In the past, on learning they have done something terrible, the mayor has reacted publicly in the cool, low-key style. No more. The mayor's patience is exhausted. From now on, his public reaction will be anger.
To determine how this will affect life in New York, we interviewed a sample of louts, hoodlums and low-lifers. They agreed to talk on condition their names not be published, for obvious reasons.
The same question was put to everyone: "My good lout, hoodlum or low-lifer, as the case may be, has your behavior been affected by Mayor Dinkins' announcement that he will henceforth react to your depredation by displaying anger? What do you think this means for the future of your ilk in New York City?"
Here is a reply from a lout of long standing:
"A frisson of terror rippled through the lout community when we heard the news of the mayor's new public reaction policy. Two of my associates, veteran louts with many contacts in the community, tell me everybody is too nervous even to get together at their local fast-food hangouts and beat strangers with baseball bats to protect the neighborhood."
Question: What is it in the mayor's new policy that produces this restraint?
"Well, you've got to realize, louts are human like everybody else. Louts have feelings too. Louts don't want the whole city blaming them if the mayor starts turning purple with rage about some trivial piece of loutishness and keels over.
"If louts got blamed for something like that, it could take weeks for the lout movement to regain its momentum in this town."
New York hoodlums were outraged, as the following interview indicated:

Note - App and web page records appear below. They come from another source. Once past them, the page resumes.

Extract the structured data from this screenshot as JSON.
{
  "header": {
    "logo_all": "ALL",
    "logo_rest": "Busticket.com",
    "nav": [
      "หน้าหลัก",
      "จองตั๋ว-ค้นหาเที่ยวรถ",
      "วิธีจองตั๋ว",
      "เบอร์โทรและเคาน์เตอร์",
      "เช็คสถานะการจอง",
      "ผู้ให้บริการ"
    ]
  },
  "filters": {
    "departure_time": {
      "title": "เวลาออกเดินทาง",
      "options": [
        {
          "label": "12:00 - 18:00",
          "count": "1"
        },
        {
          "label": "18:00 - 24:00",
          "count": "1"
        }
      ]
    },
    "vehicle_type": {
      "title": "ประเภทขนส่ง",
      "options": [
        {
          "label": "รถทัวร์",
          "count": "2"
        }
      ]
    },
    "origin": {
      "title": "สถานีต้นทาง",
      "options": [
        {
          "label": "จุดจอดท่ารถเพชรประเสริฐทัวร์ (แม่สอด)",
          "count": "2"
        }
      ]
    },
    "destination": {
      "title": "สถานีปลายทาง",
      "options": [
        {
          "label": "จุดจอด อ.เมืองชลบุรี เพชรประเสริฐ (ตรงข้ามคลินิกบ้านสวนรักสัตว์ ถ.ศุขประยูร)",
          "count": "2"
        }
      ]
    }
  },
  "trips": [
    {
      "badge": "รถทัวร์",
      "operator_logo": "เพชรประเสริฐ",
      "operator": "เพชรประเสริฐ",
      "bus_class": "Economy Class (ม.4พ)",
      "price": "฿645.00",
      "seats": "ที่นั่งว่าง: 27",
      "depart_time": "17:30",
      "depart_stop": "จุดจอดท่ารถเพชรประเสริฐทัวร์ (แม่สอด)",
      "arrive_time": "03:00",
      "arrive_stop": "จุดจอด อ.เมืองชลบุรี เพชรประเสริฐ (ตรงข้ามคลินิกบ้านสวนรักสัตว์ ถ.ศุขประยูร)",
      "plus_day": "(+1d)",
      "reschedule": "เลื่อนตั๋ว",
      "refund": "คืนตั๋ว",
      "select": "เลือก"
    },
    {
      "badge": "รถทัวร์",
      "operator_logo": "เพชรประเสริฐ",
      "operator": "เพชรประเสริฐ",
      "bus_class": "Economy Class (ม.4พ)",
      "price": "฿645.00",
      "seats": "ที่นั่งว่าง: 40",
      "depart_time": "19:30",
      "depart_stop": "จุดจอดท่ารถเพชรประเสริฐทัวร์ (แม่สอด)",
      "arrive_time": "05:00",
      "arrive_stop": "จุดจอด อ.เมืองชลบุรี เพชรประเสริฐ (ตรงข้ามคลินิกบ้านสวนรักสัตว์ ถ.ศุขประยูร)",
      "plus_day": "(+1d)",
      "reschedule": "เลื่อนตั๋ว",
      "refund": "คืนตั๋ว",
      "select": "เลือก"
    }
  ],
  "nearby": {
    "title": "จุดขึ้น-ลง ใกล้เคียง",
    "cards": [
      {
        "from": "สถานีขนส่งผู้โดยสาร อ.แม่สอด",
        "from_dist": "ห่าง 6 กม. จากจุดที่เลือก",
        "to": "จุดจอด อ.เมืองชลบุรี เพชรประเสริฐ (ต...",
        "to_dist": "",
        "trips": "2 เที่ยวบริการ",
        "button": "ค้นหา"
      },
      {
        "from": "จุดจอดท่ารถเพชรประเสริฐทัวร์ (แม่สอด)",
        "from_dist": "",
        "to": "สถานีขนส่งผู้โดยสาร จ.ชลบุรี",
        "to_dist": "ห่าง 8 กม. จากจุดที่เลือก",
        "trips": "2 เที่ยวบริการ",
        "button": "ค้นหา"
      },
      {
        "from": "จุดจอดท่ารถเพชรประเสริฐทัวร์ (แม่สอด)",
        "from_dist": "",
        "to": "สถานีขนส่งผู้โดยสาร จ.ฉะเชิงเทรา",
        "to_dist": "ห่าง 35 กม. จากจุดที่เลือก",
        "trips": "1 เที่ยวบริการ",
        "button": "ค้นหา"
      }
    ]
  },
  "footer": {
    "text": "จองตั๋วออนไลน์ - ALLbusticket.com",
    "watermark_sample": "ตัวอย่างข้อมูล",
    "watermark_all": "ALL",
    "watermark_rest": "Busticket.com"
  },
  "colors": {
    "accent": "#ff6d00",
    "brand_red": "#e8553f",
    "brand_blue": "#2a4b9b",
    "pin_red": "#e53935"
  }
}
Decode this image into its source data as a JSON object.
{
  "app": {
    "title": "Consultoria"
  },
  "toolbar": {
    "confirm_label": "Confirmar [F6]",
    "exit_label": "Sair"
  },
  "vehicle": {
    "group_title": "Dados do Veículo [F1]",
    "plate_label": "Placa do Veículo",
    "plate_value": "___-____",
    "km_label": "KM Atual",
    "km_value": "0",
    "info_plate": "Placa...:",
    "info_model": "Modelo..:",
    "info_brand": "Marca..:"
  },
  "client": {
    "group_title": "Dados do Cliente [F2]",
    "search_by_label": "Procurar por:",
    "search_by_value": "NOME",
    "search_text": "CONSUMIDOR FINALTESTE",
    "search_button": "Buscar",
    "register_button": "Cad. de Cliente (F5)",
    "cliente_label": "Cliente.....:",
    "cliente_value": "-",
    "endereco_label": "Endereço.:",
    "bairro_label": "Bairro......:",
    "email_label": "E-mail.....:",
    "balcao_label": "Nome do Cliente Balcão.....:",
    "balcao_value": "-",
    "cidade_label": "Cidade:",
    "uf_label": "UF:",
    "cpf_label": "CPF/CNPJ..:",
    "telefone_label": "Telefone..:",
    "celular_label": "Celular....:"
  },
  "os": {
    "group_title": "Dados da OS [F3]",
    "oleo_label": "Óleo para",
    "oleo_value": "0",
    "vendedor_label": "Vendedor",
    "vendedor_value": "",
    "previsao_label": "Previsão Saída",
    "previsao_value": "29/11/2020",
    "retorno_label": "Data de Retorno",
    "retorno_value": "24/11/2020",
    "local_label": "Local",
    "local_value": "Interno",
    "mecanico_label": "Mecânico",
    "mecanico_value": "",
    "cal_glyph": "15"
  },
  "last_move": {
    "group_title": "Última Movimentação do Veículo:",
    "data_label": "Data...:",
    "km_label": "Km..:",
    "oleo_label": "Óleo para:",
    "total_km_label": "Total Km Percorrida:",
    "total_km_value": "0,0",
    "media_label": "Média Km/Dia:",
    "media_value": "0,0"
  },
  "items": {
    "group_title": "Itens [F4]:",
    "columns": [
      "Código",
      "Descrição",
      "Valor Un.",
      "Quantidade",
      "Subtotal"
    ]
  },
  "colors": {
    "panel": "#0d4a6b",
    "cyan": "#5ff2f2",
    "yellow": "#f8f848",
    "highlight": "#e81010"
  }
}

"I've been a hoodlum all my life, and since the mayor announced the new policy I haven't seen anything approximating the kind of anger I'm now seeing at all levels of hoodlum society. There's been nothing like it since Tom Dewey was going after the mobs 50 years ago.
"And in those days they put even the most distinguished hoodlums in the electric chair. Pittsburgh Phil, for Heaven's sake, and Happy Maione. Pillars of the hoodlum community, yet both went to the chair. The 90-day probation for terminal assault was unknown back then."
Question: But what is it about the mayor's new policy that angers the hoodlum community?
"Its unfairness. It's brutally unjust that the mayor can go in front of TV and slander the community with the vilest language imaginable, which, incidentally, I understand is not only tolerated on television nowadays, but actually encouraged in order to increase ratings.
"Why is this unjust? Because the mayor will be boiling about one statistically insignificant act committed by a tiny and statistically insignificant handful of hoodlums, yet the entire hoodlum community will be besmirched by association.
"Furthermore, while television may give us equal time to answer the mayor, hardly anybody will listen to our rebuttal. Look what happens when the president gives his State of the Union speech. Everybody tunes in to see the president, but who hangs around to watch the Democrats reply? Nobody.
"In short, the mayor's unfair abuse of his TV power will cause irreparable damage to the image of New York's hoodlum community."
The city's low-lifers, by contrast, see a bright side to the mayor's new policy. This is explained by one of the low-life community's most highly respected members:
"We low-lifers have never got much respect. This goes back to the old days when we were so active stealing widows' Social Security checks from their mailboxes.
"Even our mothers were ashamed of us. I remember my mother saying when I was a kid, well, if you can't grow up to be hoodlum or a lout, I'd rather see you work a 9-to-5 dead-end job than hear you turned out to be a low-lifer.
"It was humiliating to be part of the low-lifer community. Everybody sneered at you. It was like being one of the Yankees when Steinbrenner was still active. If, however, the mayor were to blow a gasket on TV while denouncing low-lifers, it could give us an entirely new image. Every low-lifer in town could face his mother and say: "Top of the world, Maw! I'm a low-lifer!"